”I’m only where I am today because of what my professors said to me at UFV,” says Eppinga. “They believed in me and alleviated any doubts I had. They literally changed my life! Roger Friesen from Kinesiology and Allan Arndt from Biology were particularly supportive.”
So when UFV’s Alumni Association tracked him down, he was only too happy to update them on what he’s been doing for the past several years. He’s a lost alumnus no more.In fact, he came back to volunteer at UFV’s Convocation ceremonies last spring.
“Our alumni are very important to us,” notes UFV Alumni Engagement manager Nancy Armitage. “By keeping up with them and their achievements, we can measure the success of our programs. They’re great ambassadors for our university, and help us to forge connections with our communities. So we like to keep in touch with as many of them as we can.”

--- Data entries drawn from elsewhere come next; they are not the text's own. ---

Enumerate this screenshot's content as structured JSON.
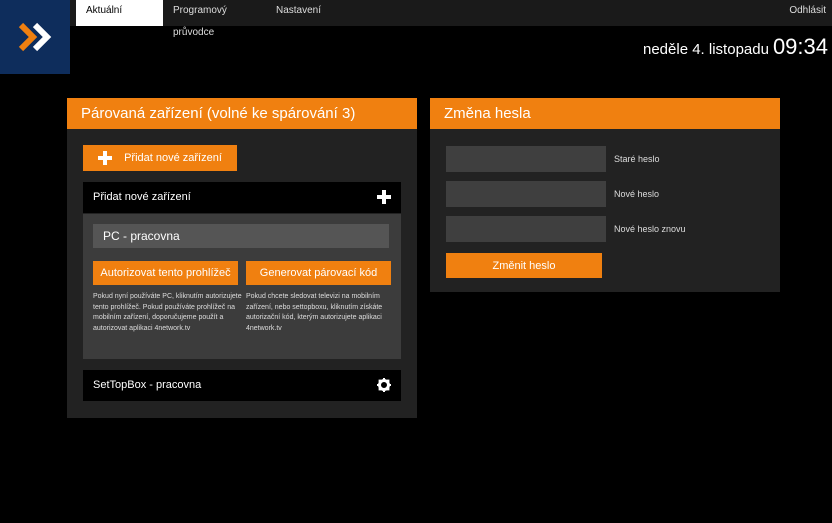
{
  "header": {
    "tabs": [
      "Aktuální pořady",
      "Programový průvodce",
      "Nastavení"
    ],
    "logout_label": "Odhlásit",
    "date": "neděle 4. listopadu",
    "time": "09:34"
  },
  "devices_panel": {
    "title": "Párovaná zařízení (volné ke spárování 3)",
    "add_button_label": "Přidat nové zařízení",
    "add_section_title": "Přidat nové zařízení",
    "device_name": "PC - pracovna",
    "authorize_button_label": "Autorizovat tento prohlížeč",
    "generate_button_label": "Generovat párovací kód",
    "authorize_help": "Pokud nyní používáte PC, kliknutím autorizujete tento prohlížeč. Pokud používáte prohlížeč na mobilním zařízení, doporučujeme použít a autorizovat aplikaci 4network.tv",
    "generate_help": "Pokud chcete sledovat televizi na mobilním zařízení, nebo settopboxu, kliknutím získáte autorizační kód, kterým autorizujete aplikaci 4network.tv",
    "stb_name": "SetTopBox - pracovna"
  },
  "password_panel": {
    "title": "Změna hesla",
    "old_label": "Staré heslo",
    "new_label": "Nové heslo",
    "repeat_label": "Nové heslo znovu",
    "submit_label": "Změnit heslo"
  },
  "colors": {
    "accent": "#f08010",
    "logo_bg": "#0e2d5c"
  },
  "icons": [
    "logo-chevron-icon",
    "plus-icon",
    "gear-icon"
  ]
}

With that in mind, UFV has embarked on a Lost Alumni campaign, run through the Alumni Engagement office.
As of last March, there were almost 28,000 alumni of UFV. Approximately two-thirds of them (64 per cent) are female; slightly more than one third (36 per cent) are male. And 44 per cent of them are considered “lost”.
“We can contact just over half of our alumni by mail, and 40% by email,” says Armitage. “We’d like to get our contact numbers up to at least 75 per cent. That’s why we’re offering the incentive of the Lost Alumni iPad contest.”
To get back in touch with UFV, and register for your chance to win an iPad, go to www.ufv.ca/alumni, and follow the link in the top right corner to the lost alumni page. Deadline is Oct 31.